Refugee pharmacists in Wales could be offered opportunity to return to practice
A new strategy to deal with a shortage of pharmacists in Wales could offer those with refugee status a chance to return to practice.
The option has been set out in Health Education and Improvement Wales’ (HEIW) Strategic Pharmacy Workforce Plan which commits to “exploring the feasibility and priority” of creating a registration pathway for displaced pharmacy professionals with refugee status.
The report includes data that shows the number of short-notice temporary closures of pharmacies in Wales topped 2,000 in 2022/2023 for the first time. Overall, there were 2,106 closures in 2022/2023, compared with 1,782 in 2022/2021.
HEIW says it has committed to “exploring the feasibility and priority of refreshing ‘return to practice’ packages, developing pharmacy apprenticeships, undertaking international recruitment programmes, and creating a pathway to registration in Wales for displaced pharmacists and pharmacy technicians with refugee status”.
“We have reached a position in the last two years where it has not been possible to sustain access to the volume and quality of pharmacy services for our population that we would wish to,” HEIW said in the plan.

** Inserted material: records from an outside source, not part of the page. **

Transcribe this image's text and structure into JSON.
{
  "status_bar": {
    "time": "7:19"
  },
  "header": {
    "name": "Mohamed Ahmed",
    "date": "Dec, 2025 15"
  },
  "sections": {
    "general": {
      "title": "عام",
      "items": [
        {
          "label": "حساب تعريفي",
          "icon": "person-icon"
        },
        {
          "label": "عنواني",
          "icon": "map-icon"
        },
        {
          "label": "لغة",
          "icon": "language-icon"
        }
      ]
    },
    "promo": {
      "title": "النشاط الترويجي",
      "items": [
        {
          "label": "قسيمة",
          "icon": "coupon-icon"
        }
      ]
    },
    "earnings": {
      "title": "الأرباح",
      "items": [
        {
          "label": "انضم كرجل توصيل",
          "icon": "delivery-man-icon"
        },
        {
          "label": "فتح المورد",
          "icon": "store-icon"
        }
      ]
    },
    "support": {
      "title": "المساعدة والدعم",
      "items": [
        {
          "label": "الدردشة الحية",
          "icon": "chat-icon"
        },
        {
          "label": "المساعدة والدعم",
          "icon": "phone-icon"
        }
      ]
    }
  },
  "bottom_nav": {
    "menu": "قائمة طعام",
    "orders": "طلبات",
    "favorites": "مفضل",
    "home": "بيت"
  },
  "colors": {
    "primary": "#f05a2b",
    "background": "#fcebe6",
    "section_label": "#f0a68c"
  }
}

“In Wales, there are examples of pharmacy services having been reduced in both hospital and community. The trend of community pharmacy short notice temporary closures persists.”
In June NHS England published its ‘Long term workforce plan’, which committed to increasing the number of pharmacy training places by 50% in eight years.
MPs had previously called for a workforce plan specifically for pharmacy in England. However, this call was rejected by the UK Government in April 2023.
Alex Howells, chief executive of HEIW, said the strategic workforce plan “will be a vehicle for driving radical change and comprehensive improvements in how we develop, value and support our pharmacy workforce, in recognition of the increasing clinical leadership role they play in caring for people using medicines, in a variety of settings”.
“The plan is an opportunity to equip pharmacy professionals with the skills and competence to take up their professional leadership role in relation to medicines use across the general health and social care workforce,” she added.
Elen Jones, director for Wales at the Royal Pharmaceutical Society, told The Pharmaceutical Journal: “Increasing the workforce numbers of pharmacy professionals in Wales is of course a key consideration within the HEIW workforce plan.
“One option included in their actions is to consider support for qualified professional registrants who come into Wales as refugees to develop their skills and knowledge to work safely and effectively in Wales.
“RPS Wales is committed to working with HEIW and colleagues in other organisations to address present and future workforce pressures and will be inputting on any scoping work that follows.”
Support our Nation today
For the price of a cup of coffee a month you can help us create an independent, not-for-profit, national news service for the people of Wales, by the people of Wales.